Like dozens of other survivors of the November 13 Paris attacks, Leveque got herself tattooed.
“I was soaked in blood and flesh. The dead seeped into me,” she told AFP.
But tattoos have helped the 32-year-old — who says that even two years after the attack she still feels “in limbo” – to get her “body back and transform the horror into something beautiful.”
Now Leveque carries a raven on her shoulder surrounded by smaller tattoos of an eclipse, a snake biting its own tail to symbolise the “cycle or life”, and “flowers growing on a battlefield”.
Laura Leveque, 32, who was at the Bataclan concert hall on November 13, 2015, shows her tattoo – a raven, an eclipse and a snake biting its tail. Photo: Joel Saget/AFP
Three months after she survived the slaughter, Nahomy Beuchet had the date of the attack and “Peace, Love, Death Metal” tattooed on the inside of her arm.
That's the title of an album by Eagles of Death Metal, the Californian band who were onstage at the Bataclan when the gunmen burst in and began the massacre of 90 people.
For the 21-year-old, for whom time is now “a little abstract”, the tattoo is “a historical anchor”.
'This is my scar'
“This is my scar,” says Manon Hautecoeur of her lion tattoo and the motto of Paris — “Fluctuat nec mergitur” (Battered but not sunk) — which became a defiant slogan after the attacks.
“When you are 'only' psychologically hurt you feel you are not a victim because you were not physically injured,” said the young woman, who was close to the Petit Cambodge restaurant when it was sprayed with bullets in one of the drive-by attacks by jihadists that night that claimed an additional 39 lives.
David Fritz Goeppinger, who survived the Bataclan, said he feels the same way.
“I didn't have a wound. I needed something,” the 25-year-old said of his tattoo of the date in roman numerals.
Alexandra, one of several survivors who preferred to give only her first name, was shot in the elbow at the Carillon bar opposite the Petit Cambodge. She had “Fluctuat nec mergitur” tattooed as close as she could to the wound.
Ruben, who spent six months in hospital, also had the motto tattooed on his arm. “Without having a big sign saying, 'I was at the Bataclan,' I wanted to mark it,” he said.
“Being tattooed is a way of getting yourself a new skin, metamorphosing,” said David le Breton, a sociologist who specialises in body art. It allows people “to reclaim what happened, to honour those who died and the emotional impact of having passed so close to death.” Often the tattoos also mark “inner scars”, he added.
Stephanie Zarev, 44, had a phoenix tattooed on her arm where she was hit by shrapnel, to show that “despite the horror of that night, there's lots to live for.”
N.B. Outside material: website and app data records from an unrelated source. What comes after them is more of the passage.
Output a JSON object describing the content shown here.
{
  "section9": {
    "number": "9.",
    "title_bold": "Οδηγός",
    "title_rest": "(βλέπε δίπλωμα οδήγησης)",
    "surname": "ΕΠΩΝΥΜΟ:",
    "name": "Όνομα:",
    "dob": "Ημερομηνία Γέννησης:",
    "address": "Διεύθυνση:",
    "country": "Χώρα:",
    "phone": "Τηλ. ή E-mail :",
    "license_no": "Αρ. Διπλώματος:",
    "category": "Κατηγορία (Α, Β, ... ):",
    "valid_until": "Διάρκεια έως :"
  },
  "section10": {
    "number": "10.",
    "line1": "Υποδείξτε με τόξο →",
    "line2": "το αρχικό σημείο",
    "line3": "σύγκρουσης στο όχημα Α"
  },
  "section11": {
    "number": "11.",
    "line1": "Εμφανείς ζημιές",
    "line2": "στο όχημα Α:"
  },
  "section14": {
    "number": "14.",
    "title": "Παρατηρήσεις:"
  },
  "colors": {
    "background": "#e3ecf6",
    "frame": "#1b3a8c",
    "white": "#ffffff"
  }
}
David Fritz Goeppinger, 25, who was at the Bataclan concert hall on November 13, 2015, shows his tattoo – the date of the attack in Roman numerals, adding V/V meaning they were five friends before and after the attack. Photo: Joel Saget/AFP
'Illuminate my wounds'
Sophie took two bullets in her leg and now cannot move her foot. She covered her thigh with a huge Mexican Day of the Dead “Catrina” skeleton lady, adding a sunflower tattoo on her foot.
“I did not want to sublimate my wounds, I wanted to illuminate” them, the 33-year-old said.
Maureen, who has been working on a photo book on the tattoos with the Life for Paris survivors group, took her time before deciding to get one herself on her side. It reads, “Survive: to be reborn, to grow and to die later.”
Floriane Beaulieu will never forget how lucky she was to get out of the Bataclan, which was why she went for a four-leaf clover, a dove and “the word 'hope' written inside an infinity sign”.
“It was Friday the 13th, there were 13 of us in the mosh pit in front of the stage, and we all got out alive,” recalled Ludmila Profit, 24, who had the number tattooed inside a clover leaf behind her ear.
She added a musical note and “the word fuck, to say 'Fuck the terrorists'” — to show her pride and defiance “at being able to live for those who are no longer here.”
Those who lost family members have also gone under the needle. Florence Ancellin had a carrot put on her ankle, the nickname of her daughter Caroline, who was 24 when she died in the Bataclan.
Fanny, who lost her partner Olivier at the Bataclan concert hall on November 13, 2015, shows her tattoo – the words “Sometimes you need …to let things go”. Photo: Joel Saget/AFP
Maryline Le Guen's three sons — aged 15 to 29 — all went to the concert. The eldest, Renaud, did not come home. A month later she got an arabesque tattoo of his name “so I could always have him with me”.
Fanny Proville, who lost her partner Olivier, reacted a little differently, and had “Sometimes you need to let things go” tattooed on her back.
“I know he is there,” she said, “even if he is not.”
By AFP's Marie Giffard